Some Christians believe that if a saved person enters into a sinful lifestyle and fails to repent then he will still get to heaven but will lose rewards. Their proof text is 1 Cor. 3:13-15 which say, “his work will be shown for what it is … the fire will test the quality of each man's work ...If it is burned up, he will suffer loss; he himself will be saved, but only as one escaping through the flames”. Notice that these verses are referring to the testing of a man's work, not sin. In this article I would like to show that, in context, these verses are not speaking about sin in the least but about how we work to build on the foundation of the gospel of Jesus.
Beginning with 1 Cor. 1:11-13 and 1 Cor. 3:1-8, these verses tell us that the Corinthians were fighting about whether they should follow Paul, Apollos or Cephas. Paul said that their focus should be on Jesus because men are mere servants with assigned tasks; one man plants, another waters and each man will be rewarded according to his own labour. Next, in 1 Cor. 3:9-11, he continues on to say that we are God's workers, His field and His building (His church) and that he, Paul, has laid a foundation as an expert builder and each of us must be careful how we build on that foundation, which is Jesus Christ.

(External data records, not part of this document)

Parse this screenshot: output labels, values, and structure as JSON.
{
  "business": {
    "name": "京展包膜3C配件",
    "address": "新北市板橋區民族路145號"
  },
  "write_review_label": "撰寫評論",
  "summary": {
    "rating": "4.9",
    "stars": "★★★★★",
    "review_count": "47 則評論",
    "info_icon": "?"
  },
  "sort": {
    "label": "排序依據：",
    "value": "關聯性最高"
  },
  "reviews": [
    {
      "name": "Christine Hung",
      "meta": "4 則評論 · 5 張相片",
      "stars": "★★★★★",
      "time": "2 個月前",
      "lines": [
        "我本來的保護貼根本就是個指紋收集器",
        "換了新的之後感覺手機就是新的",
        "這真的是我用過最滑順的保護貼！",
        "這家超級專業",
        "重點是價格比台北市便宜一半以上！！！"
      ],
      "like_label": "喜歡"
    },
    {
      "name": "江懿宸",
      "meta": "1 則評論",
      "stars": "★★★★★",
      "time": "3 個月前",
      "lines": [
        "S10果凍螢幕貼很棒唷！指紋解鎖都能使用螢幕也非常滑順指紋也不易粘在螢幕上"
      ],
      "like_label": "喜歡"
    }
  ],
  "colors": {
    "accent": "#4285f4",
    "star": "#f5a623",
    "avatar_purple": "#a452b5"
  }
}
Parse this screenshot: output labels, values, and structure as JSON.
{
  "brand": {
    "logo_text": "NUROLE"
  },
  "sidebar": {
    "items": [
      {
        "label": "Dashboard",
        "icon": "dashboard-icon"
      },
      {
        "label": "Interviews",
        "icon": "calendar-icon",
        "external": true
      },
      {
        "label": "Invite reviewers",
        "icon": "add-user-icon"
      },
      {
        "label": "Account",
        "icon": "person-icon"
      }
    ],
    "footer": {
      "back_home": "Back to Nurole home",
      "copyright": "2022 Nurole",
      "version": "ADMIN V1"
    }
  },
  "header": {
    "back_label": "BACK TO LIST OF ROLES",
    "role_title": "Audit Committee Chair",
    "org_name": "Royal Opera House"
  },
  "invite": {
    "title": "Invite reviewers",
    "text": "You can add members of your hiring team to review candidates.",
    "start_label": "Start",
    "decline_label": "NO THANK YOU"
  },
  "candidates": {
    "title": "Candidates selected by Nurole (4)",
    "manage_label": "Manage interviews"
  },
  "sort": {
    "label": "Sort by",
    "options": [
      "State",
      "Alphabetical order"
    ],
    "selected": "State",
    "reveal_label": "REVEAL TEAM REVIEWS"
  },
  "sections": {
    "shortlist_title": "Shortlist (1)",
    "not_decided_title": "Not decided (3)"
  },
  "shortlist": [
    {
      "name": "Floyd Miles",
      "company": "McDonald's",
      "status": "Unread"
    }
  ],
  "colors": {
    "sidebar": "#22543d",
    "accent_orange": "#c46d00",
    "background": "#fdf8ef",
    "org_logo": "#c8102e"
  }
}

Then 1 Cor. 3:12-15 talk about how we build the church and warn that fire will test the quality of each man's work. The verses say that we can -
a) Build with gold, silver or costly stones and receive our reward or
b) Build with wood, hay or straw and, although we will still be saved, our work will be burned up.
Building with gold, silver or costly stones represent good leadership and sound doctrine while wood, hay and straw represent poor leadership and unsound doctrine. Sin is not in question here.
So far, Paul has spoken about building the church with either good or poor leadership and doctrine but now he continues on to speak about bad leadership and doctrine which destroys a church. 1 Cor. 3:16-17 say, “Don't you know that you yourselves are God's temple and that God's Spirit lives in you? If anyone destroys God's temple, God will destroy him; for God's temple is sacred, and you [plural] are that temple”. The term “God's temple” is referring to the church, the body of Christ, and these verses say that God will destroy anyone who destroys His church (see 2 Pet. 2).
Then, from 1 Cor. 3:18, Paul continues on to further warn us not to follow men. In 1 Cor. 4:6 he sums up what he has said so far (from 1 Cor. 3:1) by saying that he has applied these things to himself and Apollos so that we could learn the meaning of the saying, “'Do not go beyond what is written.' Then you will not take pride in one man over against another”. He is saying that the entire passage is to warn us not to follow men but to stay with what is written. In 1 Cor. 4:2 he said, “it is required that those who have been given a trust must prove faithful”, and it is by not going beyond what is written that we remain faithful to that trust.
So we can see that this passage of scripture has nothing to do with sin. It is a warning for us not to follow men's wisdom but to use the written Word to build on the foundation of Jesus because our rewards will be according to the way we build.
If we build with sound biblical doctrine then we will be rewarded.
If we build with poor doctrine then we will still be saved but lose our rewards.
If anyone destroys the church then he will be destroyed.
If we attempt to make sin the context of this passage then it will make no sense at all as words like build, labour and work don't relate to sin. Likewise, sin can't be related to building with gold, silver, costly stones, wood, hay and straw unless we say that we will be rewarded for good sins and lose our reward for bad sins. The fact is, sin and its reward are not the subject of this passage. The reward for sin is dealt with elsewhere where we are told that the wages of sin is death, not a loss of heavenly rewards.